Each battery has a radar detection and tracking system, a firing control system and three launchers for 20 interceptor missiles. Each has a range of between four and 70 kilometres.

The head of the Israel Missile Defence Organisation, Moshe Patel, said that, as of January, the Iron Dome had intercepted more than 2,400 projectiles during the past decade.

An interceptor missile is meant to fire only if the trajectory of the rocket appears to be headed towards populated or important areas. With each launch reportedly costing almost $50,000, Mr Patel told the Times of Israel that it had "saved hundreds of lives".

Residential tower in Gaza collapses after Israeli air strike

Residential tower in Gaza collapses after Israeli air strike

The interceptors are fired vertically from the mobile or static Iron Dome sites and hit the incoming projectile, destroying the rocket mid-air.

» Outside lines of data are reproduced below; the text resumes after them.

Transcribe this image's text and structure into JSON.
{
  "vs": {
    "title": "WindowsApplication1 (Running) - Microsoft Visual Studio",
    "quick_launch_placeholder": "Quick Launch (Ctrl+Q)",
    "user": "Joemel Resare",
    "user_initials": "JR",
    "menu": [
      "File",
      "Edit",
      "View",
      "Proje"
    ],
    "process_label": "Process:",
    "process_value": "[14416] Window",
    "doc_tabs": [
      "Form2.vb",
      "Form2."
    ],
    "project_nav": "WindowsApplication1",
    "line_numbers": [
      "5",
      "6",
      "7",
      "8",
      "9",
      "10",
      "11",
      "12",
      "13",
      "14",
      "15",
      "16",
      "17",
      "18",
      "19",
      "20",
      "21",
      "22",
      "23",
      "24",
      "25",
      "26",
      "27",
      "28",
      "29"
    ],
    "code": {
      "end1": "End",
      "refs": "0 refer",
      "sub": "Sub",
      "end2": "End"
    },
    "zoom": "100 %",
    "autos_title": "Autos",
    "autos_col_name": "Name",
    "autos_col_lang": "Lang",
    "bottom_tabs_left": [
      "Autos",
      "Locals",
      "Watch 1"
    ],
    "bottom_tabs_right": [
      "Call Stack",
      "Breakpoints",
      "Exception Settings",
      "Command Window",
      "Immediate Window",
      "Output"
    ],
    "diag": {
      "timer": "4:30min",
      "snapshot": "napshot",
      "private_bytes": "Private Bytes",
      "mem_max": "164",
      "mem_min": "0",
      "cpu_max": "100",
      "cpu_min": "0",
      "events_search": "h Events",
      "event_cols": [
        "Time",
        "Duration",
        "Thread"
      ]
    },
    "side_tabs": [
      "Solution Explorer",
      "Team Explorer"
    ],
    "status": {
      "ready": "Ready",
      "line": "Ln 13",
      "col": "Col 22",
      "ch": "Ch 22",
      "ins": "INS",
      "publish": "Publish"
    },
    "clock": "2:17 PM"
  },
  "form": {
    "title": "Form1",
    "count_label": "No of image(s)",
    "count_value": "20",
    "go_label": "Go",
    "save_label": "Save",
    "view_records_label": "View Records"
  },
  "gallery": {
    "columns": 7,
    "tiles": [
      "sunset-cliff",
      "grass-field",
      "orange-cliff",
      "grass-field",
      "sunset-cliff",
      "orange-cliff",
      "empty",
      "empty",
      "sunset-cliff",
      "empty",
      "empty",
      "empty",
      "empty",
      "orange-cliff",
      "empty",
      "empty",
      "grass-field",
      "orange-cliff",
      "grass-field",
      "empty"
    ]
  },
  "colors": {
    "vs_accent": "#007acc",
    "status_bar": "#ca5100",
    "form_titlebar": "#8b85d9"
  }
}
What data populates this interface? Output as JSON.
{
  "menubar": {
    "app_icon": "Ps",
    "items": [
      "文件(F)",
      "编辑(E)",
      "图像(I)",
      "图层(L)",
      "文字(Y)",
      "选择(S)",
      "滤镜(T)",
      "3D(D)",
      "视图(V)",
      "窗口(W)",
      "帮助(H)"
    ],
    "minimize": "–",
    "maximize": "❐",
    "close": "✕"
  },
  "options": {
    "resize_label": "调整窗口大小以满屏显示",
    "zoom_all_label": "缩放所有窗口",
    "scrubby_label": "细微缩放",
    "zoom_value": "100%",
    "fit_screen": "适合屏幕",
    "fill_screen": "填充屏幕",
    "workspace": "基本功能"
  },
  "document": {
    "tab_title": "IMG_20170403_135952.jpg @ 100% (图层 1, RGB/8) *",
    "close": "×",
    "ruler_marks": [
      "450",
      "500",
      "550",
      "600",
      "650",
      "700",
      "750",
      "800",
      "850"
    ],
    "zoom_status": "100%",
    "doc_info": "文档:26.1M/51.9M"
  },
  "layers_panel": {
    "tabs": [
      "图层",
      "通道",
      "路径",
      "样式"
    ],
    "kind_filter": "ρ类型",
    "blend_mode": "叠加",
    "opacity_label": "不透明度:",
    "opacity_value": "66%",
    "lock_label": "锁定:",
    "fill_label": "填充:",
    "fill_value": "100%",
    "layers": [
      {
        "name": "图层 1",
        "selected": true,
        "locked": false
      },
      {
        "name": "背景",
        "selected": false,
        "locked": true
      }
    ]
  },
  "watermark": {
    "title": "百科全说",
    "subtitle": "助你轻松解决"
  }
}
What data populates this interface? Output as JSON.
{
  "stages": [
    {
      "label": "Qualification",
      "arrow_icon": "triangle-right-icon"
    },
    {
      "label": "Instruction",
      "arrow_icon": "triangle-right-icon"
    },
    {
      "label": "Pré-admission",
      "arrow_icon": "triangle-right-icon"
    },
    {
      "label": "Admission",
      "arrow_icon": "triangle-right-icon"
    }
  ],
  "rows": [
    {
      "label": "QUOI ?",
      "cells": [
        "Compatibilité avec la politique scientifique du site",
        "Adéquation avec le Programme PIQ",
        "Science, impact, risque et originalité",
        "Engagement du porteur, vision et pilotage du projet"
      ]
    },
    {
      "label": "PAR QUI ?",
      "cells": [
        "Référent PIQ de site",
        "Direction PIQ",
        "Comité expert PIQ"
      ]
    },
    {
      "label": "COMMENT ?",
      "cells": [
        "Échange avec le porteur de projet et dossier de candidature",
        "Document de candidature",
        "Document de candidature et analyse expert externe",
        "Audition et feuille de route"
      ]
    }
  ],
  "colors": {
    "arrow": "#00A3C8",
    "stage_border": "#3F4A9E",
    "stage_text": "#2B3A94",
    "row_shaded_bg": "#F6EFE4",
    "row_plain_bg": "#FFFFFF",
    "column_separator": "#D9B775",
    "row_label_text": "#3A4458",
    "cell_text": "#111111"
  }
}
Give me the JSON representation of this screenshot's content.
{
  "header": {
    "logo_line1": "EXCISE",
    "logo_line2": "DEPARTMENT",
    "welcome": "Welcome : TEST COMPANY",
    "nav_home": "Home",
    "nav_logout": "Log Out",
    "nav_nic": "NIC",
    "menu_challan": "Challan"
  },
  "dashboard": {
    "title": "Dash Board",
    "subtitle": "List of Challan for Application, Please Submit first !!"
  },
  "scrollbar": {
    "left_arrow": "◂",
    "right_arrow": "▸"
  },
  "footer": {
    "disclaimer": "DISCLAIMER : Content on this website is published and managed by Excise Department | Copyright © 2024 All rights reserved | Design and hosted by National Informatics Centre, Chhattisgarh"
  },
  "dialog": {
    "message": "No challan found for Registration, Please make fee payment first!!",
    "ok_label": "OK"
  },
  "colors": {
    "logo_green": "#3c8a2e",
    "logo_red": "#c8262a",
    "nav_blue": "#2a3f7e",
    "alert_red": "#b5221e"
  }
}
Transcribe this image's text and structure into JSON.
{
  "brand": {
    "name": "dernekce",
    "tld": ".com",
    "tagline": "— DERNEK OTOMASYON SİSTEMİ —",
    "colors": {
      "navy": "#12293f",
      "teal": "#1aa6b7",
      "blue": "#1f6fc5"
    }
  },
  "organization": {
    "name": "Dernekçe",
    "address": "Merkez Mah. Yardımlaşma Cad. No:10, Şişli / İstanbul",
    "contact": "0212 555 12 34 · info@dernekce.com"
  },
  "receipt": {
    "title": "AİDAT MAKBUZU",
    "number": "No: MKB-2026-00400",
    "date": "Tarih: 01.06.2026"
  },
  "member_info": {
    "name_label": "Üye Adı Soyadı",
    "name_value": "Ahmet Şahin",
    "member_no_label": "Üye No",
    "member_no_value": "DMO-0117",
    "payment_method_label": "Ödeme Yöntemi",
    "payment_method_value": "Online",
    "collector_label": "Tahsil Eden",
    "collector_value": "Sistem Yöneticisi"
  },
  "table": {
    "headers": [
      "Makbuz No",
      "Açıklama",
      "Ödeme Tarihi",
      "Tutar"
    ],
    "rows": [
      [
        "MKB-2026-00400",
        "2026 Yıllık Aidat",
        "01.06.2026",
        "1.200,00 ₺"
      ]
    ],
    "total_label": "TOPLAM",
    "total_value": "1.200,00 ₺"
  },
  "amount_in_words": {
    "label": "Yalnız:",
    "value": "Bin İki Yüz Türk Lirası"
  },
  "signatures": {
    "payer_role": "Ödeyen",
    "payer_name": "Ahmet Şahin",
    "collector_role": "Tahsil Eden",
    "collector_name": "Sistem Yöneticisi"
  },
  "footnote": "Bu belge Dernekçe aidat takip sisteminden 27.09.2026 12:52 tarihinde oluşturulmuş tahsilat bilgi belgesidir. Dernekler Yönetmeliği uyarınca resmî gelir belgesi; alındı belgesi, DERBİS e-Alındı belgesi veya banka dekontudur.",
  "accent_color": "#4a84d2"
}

The trails from the winding interceptors and the blast smoke have become a common sight over Israeli cities near the Gaza Strip whenever there are outbreaks of violence.

Israeli military officials say that the system is 90 per cent effective at downing rockets, although analysts question the numbers.

One concern is that while the system may be capable of preventing sporadic salvos even if they number hundreds of rockets, they could be overwhelmed by a sustained massive bombardment.

Hamas in Gaza and Hezbollah on the Lebanese border possess hundreds of thousands of rockets.

The first battery was installed in March 2011 near the southern city of Beersheva – 40 kilometres from the Gaza Strip, and a favourite Hamas target – to combat Soviet-designed Grad rockets fired from the Palestinian territory.

Israel now has 10 such batteries.

Iron Dome was developed by Rafael Advanced Defence Systems, a state-owned arms company in the northern city of Haifa.

But it is also partly funded by the US, which committed $5 billion to its development costs in 2016.

It is one of the strategic pillars of the US-Israeli alliance that has been followed by successive Democratic and Republican administrations.

In August 2019, the US army signed a contract to purchase two Iron Dome batteries to enhance its own short-range missile defence capabilities.

Israel has other missile defence systems such as the Arrow, to counter ballistic missiles, and David's Sling, for medium-range rocket or missile attacks.

The idea of the three systems is to create a protective bubble around Israel that can defend against short-range rockets, like those from Gaza, longer-range rockets, like those they fear could be fired from Syria, or even longer range threats posed by Iran or others farther away.

Military experts say 13 Iron Dome batteries are needed to be able to defend the whole of Israeli territory, with its tense border with Syria also particularly at risk of attack.